Saved entries
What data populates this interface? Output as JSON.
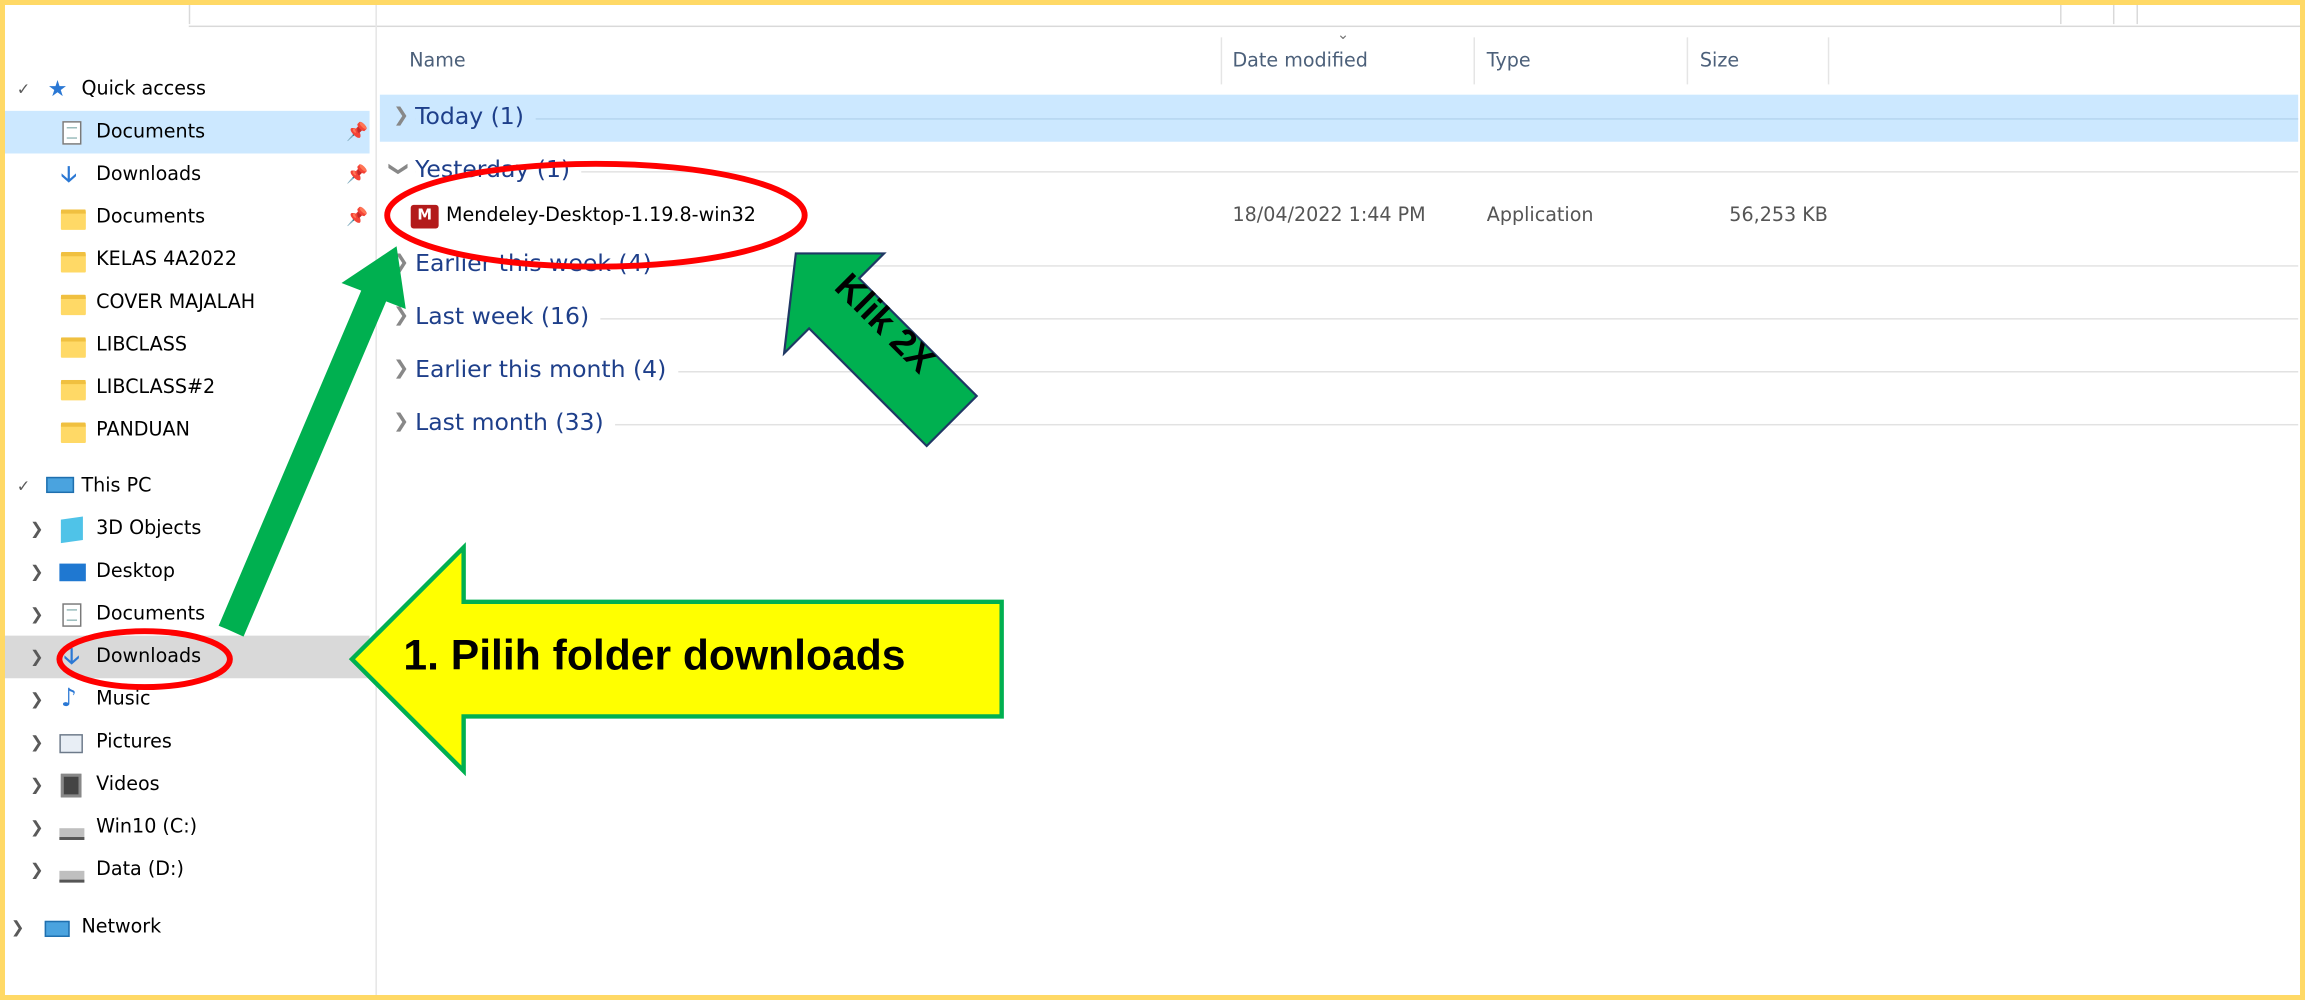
{
  "columns": {
    "name": "Name",
    "date_modified": "Date modified",
    "type": "Type",
    "size": "Size"
  },
  "nav": {
    "quick_access": "Quick access",
    "quick_items": [
      {
        "label": "Documents"
      },
      {
        "label": "Downloads"
      },
      {
        "label": "Documents"
      },
      {
        "label": "KELAS 4A2022"
      },
      {
        "label": "COVER MAJALAH"
      },
      {
        "label": "LIBCLASS"
      },
      {
        "label": "LIBCLASS#2"
      },
      {
        "label": "PANDUAN"
      }
    ],
    "this_pc": "This PC",
    "pc_items": [
      {
        "label": "3D Objects"
      },
      {
        "label": "Desktop"
      },
      {
        "label": "Documents"
      },
      {
        "label": "Downloads"
      },
      {
        "label": "Music"
      },
      {
        "label": "Pictures"
      },
      {
        "label": "Videos"
      },
      {
        "label": "Win10 (C:)"
      },
      {
        "label": "Data (D:)"
      }
    ],
    "network": "Network"
  },
  "groups": [
    {
      "label": "Today (1)"
    },
    {
      "label": "Yesterday (1)"
    },
    {
      "label": "Earlier this week (4)"
    },
    {
      "label": "Last week (16)"
    },
    {
      "label": "Earlier this month (4)"
    },
    {
      "label": "Last month (33)"
    }
  ],
  "file": {
    "name": "Mendeley-Desktop-1.19.8-win32",
    "date_modified": "18/04/2022 1:44 PM",
    "type": "Application",
    "size": "56,253 KB"
  },
  "annotations": {
    "callout": "1. Pilih folder downloads",
    "klik": "Klik 2X"
  },
  "colors": {
    "frame_border": "#ffd966",
    "selection": "#cce8ff",
    "callout_yellow": "#ffff00",
    "callout_border": "#00b050",
    "klik_green": "#00b050",
    "highlight_ellipse": "#ff0000"
  }
}
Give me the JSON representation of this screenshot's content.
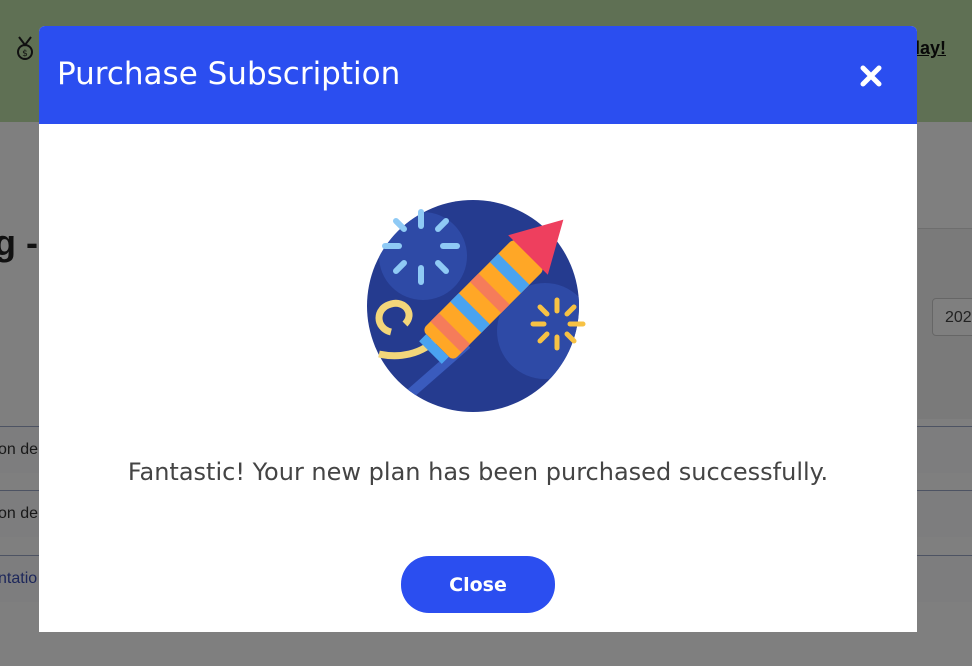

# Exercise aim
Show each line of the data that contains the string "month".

# Task response
      "label": "Earlier this month (4)"
      "label": "Last month (33)"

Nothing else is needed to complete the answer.